A participant commented on the perceived need for more parking. Ms. Jenkins noted that current NBD parking lots are generally underused but said that attention to evolving parking needs is necessary and will be addressed, in part, by the traffic flow changes associated with the triangle. An attendee asked about WestCURC’s access to developers. Ms. Bartley and Ms. Jenkins commented on the ways that development will occur: planned development that we would market and recruit, development that happens organically through the interest of property owners and developers, and the development that happens when unexpected opportunities surface.

An attendee asked about market constraints or capacity for businesses. Ms. Bartley commented that there is ample room for and interest in business development in the NBD and noted that the market study would help with a more concrete sense of the particular needs and capacity. Lastly, another participant remarked on the changes in progress already, calling it an improvement to the quality of life in Westwood. She asked about the business owners’ perspective on the revitalization plans. Tom Bonhaus, a Coalition member and business owner in the NBD, remarked that the energy is very positive, that there are a few detractors, but that generally, business owners are eager to have more eyes on the street and to see these possibilities and community wishes come to fruition.

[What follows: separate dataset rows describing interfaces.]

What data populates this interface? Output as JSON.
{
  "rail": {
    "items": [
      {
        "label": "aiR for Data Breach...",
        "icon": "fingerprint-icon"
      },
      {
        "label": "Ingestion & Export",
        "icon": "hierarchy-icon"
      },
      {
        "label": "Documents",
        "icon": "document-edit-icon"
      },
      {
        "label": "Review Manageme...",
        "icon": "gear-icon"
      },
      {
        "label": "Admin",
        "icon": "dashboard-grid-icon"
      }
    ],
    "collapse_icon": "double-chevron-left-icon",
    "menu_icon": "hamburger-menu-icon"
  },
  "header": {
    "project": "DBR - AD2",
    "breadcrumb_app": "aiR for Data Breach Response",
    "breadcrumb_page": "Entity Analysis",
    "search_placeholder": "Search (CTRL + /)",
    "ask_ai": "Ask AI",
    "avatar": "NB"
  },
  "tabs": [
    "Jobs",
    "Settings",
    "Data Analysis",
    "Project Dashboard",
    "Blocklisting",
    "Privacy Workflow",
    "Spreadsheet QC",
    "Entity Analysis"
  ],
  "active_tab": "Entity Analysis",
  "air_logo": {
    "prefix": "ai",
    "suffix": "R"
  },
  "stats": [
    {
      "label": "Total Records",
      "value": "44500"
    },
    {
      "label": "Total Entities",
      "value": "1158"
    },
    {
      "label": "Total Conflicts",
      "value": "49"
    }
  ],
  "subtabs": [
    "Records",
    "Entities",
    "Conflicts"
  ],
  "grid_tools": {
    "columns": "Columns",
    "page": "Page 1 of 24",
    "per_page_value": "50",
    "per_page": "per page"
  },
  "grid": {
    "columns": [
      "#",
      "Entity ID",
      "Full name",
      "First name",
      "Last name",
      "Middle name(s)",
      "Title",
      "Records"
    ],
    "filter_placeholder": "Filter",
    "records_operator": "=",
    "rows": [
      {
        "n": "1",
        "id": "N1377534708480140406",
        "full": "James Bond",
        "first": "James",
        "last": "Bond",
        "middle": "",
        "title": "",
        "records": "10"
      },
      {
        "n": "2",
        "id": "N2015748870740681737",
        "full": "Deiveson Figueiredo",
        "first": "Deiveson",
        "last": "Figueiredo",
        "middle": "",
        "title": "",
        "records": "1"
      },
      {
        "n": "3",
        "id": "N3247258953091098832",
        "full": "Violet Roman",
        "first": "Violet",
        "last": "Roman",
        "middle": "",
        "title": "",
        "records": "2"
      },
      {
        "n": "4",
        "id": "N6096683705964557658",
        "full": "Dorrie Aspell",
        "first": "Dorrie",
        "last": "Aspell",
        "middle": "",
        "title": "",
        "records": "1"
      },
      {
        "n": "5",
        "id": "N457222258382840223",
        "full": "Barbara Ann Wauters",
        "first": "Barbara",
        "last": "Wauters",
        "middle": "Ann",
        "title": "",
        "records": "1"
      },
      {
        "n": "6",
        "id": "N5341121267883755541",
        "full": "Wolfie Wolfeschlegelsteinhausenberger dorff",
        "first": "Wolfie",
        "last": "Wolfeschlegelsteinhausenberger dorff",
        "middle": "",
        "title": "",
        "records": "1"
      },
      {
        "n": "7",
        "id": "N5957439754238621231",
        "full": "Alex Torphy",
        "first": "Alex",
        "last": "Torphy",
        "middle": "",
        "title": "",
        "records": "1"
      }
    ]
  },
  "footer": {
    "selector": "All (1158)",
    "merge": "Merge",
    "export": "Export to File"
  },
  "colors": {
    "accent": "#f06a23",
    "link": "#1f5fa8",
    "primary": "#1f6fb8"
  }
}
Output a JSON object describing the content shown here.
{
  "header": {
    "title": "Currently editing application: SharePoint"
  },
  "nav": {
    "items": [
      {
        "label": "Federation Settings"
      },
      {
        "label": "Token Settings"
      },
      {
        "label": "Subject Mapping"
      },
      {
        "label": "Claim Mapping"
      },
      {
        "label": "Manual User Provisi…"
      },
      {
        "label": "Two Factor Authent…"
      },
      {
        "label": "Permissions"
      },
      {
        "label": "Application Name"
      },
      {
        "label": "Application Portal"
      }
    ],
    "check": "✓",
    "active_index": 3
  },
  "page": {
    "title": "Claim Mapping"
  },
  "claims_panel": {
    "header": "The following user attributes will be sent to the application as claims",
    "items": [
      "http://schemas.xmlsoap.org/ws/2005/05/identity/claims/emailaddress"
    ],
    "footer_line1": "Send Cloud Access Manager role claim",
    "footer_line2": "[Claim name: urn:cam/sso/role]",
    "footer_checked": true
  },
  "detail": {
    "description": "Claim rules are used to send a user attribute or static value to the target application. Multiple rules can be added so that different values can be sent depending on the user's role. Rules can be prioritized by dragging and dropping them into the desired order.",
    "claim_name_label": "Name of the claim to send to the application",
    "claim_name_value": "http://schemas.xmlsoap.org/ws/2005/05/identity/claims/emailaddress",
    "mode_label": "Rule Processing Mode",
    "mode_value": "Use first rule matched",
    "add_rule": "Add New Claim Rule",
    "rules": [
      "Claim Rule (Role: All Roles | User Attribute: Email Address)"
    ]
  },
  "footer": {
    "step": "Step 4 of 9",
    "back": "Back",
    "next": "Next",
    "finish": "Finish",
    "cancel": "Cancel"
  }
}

In closing, Ms. Jenkins and Ms. Bartley described the work phase now as complex, dependent on connections and expertise, and not likely to result in immediate tangible, physical evidence of development. They asked attendees to be encouraged by the work in progress and to offer their expertise, ideas, and contacts to the Coalition and its member organizations.